=== Records for this exercise ===
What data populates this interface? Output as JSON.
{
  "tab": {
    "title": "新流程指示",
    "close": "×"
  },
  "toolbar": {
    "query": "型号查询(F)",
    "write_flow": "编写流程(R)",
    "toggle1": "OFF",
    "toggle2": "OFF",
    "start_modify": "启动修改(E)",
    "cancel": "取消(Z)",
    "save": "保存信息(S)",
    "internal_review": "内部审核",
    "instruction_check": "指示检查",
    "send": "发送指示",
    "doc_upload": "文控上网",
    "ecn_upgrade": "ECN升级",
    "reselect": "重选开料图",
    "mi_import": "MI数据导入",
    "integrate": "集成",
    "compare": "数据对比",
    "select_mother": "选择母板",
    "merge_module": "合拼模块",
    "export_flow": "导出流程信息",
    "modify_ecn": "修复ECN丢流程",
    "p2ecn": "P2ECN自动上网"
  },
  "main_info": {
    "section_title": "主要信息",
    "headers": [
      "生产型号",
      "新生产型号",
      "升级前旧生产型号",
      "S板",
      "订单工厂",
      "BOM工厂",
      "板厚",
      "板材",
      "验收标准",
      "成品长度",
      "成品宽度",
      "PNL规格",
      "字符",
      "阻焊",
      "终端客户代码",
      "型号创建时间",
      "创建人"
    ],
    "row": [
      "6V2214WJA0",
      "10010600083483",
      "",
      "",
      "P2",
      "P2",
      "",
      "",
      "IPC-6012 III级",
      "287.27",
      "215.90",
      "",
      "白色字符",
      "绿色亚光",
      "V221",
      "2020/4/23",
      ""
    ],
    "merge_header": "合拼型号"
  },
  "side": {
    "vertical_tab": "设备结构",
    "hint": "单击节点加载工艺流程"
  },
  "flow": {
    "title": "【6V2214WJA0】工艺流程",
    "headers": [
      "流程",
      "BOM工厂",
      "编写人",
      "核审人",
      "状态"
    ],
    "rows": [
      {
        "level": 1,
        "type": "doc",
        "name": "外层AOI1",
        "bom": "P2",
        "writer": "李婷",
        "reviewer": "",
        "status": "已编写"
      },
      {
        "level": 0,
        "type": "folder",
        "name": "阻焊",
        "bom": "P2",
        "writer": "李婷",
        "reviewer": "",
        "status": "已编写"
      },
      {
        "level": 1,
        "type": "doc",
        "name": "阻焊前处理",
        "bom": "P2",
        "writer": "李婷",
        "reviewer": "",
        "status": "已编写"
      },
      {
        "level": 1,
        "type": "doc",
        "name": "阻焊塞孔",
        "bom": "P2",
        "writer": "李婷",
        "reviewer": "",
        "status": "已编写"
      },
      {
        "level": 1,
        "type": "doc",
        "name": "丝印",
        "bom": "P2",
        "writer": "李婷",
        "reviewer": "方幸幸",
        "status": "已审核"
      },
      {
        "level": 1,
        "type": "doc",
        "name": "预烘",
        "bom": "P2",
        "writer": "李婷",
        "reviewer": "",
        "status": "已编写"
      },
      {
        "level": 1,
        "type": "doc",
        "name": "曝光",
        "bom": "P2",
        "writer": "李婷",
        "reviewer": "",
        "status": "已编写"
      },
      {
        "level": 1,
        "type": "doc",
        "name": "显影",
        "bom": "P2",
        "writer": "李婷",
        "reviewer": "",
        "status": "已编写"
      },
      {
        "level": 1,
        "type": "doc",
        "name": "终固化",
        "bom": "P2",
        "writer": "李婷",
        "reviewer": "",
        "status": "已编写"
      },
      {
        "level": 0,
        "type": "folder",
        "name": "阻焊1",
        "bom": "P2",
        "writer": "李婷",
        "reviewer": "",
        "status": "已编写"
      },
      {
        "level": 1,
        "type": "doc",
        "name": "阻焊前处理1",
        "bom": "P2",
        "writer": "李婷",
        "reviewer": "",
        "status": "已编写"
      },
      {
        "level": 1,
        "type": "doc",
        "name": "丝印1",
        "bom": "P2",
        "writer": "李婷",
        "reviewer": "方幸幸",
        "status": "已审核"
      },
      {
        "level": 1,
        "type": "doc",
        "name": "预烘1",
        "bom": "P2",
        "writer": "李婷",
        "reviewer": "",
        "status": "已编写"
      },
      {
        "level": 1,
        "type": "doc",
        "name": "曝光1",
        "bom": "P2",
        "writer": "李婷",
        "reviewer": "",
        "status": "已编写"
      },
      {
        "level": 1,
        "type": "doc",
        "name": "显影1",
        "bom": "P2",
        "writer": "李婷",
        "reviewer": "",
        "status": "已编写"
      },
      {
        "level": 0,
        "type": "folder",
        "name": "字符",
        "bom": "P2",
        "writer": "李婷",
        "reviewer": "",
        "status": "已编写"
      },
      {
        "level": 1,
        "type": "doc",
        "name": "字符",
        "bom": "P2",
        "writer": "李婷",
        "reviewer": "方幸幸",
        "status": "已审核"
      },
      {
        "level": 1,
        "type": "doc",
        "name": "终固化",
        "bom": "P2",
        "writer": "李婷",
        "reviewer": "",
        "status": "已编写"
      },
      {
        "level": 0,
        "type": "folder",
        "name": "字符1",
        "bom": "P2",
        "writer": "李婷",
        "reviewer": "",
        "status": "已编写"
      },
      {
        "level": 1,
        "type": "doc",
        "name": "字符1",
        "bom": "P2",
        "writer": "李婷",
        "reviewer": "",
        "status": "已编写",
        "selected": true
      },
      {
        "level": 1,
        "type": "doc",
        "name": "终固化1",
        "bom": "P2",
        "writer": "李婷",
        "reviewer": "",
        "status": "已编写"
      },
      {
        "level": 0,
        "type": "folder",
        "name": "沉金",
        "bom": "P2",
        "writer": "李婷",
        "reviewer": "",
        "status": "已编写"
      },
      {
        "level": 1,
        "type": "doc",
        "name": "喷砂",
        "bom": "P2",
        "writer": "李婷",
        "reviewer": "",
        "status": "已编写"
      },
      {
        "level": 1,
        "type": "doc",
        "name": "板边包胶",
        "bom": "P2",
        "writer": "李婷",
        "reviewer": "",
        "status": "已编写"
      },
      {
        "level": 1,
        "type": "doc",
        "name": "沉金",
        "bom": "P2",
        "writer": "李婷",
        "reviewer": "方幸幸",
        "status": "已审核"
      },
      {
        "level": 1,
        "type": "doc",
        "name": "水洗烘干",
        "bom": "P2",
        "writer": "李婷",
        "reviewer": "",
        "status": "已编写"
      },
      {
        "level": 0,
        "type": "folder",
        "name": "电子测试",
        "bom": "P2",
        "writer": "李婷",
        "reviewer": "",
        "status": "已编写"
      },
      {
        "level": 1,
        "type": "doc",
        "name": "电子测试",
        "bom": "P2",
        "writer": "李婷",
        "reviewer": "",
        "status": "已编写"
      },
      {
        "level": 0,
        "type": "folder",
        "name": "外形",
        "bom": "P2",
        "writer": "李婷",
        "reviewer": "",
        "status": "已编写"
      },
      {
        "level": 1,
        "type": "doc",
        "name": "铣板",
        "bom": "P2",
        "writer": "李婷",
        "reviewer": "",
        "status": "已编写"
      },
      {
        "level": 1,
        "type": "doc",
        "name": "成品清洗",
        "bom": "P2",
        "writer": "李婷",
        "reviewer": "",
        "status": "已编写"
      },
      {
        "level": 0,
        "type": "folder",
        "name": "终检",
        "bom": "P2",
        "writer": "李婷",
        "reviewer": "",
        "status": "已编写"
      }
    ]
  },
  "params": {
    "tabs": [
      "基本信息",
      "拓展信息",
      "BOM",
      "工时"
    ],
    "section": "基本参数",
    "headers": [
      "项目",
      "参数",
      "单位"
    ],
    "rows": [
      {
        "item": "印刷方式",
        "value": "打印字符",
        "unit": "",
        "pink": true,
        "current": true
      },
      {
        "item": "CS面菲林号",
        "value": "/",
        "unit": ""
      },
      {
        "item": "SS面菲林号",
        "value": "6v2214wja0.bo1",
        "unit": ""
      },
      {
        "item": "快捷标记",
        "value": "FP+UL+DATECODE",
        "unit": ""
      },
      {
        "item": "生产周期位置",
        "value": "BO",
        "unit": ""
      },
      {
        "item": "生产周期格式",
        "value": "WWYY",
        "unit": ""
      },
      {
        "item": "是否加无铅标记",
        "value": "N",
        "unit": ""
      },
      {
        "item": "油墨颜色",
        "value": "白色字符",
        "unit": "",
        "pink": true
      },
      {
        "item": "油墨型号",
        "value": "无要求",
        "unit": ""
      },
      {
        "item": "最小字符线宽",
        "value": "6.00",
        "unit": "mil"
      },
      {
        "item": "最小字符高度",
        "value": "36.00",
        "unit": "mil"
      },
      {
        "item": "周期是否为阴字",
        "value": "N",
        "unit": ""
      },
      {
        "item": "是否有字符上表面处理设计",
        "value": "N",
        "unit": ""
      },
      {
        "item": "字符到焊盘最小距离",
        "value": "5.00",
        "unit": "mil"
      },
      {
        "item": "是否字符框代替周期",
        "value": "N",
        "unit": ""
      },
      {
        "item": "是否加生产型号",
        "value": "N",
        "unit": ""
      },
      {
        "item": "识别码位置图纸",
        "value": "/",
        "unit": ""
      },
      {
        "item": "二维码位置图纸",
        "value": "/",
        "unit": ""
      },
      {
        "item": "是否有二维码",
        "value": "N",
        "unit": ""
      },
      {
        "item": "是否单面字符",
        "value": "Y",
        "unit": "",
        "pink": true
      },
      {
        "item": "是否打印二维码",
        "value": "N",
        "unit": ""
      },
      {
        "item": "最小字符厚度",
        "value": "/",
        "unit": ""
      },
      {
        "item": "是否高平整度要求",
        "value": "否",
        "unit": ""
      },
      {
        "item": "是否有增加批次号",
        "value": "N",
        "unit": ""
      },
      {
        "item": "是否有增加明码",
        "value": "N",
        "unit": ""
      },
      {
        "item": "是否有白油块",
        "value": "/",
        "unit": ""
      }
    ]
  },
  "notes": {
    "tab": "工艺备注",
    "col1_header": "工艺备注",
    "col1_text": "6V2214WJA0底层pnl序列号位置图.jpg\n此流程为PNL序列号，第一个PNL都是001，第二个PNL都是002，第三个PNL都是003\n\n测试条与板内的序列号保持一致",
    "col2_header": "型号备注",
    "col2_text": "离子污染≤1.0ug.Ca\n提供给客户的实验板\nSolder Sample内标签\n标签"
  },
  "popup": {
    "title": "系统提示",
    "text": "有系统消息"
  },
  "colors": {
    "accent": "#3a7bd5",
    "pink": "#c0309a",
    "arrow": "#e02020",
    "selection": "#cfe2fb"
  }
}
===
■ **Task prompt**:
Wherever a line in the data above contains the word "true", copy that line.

■ **Solution to the exercise**:
        "selected": true
        "pink": true,
        "current": true
        "pink": true
        "pink": true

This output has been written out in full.